## HOW TO COMPLETE THIS TASK
Search the records below for the string "计算机名", and report each line that contains it.

PROVIDED INFORMATION START

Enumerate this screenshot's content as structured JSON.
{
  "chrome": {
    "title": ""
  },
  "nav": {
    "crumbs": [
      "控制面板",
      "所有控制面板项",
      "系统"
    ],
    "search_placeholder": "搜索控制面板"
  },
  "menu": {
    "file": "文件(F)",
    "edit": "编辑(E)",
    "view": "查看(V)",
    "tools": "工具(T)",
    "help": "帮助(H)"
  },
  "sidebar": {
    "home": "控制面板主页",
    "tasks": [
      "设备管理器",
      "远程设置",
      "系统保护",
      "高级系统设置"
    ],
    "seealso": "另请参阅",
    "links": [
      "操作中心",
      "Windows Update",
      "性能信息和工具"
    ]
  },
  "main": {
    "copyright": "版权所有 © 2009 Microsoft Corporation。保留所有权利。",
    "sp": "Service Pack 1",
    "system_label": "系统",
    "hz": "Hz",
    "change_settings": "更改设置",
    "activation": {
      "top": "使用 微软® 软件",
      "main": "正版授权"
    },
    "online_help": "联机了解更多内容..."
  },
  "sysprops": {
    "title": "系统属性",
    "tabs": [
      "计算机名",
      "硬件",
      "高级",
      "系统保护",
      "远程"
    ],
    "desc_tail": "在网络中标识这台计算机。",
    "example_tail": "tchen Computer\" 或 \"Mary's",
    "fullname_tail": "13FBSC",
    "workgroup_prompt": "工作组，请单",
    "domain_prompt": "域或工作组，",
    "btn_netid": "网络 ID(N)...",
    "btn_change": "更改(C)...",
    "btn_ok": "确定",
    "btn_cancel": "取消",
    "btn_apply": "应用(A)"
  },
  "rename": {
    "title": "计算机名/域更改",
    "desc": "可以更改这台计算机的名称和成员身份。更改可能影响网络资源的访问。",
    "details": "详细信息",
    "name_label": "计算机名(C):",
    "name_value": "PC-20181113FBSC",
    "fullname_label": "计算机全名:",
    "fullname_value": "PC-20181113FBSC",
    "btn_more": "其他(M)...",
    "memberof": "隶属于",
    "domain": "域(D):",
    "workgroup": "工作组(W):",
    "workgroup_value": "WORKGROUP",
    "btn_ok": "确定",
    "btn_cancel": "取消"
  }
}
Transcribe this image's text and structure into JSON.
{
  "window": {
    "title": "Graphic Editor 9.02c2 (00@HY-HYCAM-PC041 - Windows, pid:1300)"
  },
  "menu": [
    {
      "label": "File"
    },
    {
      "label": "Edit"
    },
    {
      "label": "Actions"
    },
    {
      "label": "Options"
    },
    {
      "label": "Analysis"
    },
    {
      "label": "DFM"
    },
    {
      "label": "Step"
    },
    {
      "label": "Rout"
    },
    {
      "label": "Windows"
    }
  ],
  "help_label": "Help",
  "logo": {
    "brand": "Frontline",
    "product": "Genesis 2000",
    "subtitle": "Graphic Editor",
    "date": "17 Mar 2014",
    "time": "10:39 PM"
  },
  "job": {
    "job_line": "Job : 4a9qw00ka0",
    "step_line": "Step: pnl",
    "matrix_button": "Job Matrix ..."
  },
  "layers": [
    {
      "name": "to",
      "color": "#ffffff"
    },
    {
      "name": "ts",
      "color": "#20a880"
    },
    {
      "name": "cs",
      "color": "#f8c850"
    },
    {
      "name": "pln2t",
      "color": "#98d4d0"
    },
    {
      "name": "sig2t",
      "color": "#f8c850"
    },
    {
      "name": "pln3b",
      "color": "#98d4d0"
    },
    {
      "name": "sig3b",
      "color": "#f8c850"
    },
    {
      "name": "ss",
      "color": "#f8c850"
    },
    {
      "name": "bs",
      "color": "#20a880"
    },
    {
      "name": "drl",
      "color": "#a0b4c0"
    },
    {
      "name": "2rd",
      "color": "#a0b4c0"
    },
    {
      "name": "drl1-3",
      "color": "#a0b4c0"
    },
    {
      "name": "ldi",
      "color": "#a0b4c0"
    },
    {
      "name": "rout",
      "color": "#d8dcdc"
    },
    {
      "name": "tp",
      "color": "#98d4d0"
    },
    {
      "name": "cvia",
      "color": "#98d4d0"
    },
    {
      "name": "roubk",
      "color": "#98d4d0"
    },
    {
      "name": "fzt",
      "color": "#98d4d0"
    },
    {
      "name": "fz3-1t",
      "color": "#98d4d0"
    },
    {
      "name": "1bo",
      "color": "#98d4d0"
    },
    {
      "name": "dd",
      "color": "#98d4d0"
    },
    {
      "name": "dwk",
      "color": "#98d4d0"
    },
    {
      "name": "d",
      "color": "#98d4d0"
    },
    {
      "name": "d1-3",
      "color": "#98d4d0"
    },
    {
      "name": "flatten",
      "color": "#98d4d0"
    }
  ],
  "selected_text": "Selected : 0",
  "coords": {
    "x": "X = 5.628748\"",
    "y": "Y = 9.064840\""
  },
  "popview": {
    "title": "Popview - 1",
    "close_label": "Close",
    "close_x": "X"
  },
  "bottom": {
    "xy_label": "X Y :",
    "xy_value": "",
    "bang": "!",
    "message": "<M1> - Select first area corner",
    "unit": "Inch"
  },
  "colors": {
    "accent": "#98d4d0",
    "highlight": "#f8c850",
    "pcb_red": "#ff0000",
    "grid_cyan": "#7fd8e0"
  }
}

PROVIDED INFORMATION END

## RESULT BELOW
      "计算机名",
    "title": "计算机名/域更改",
    "name_label": "计算机名(C):",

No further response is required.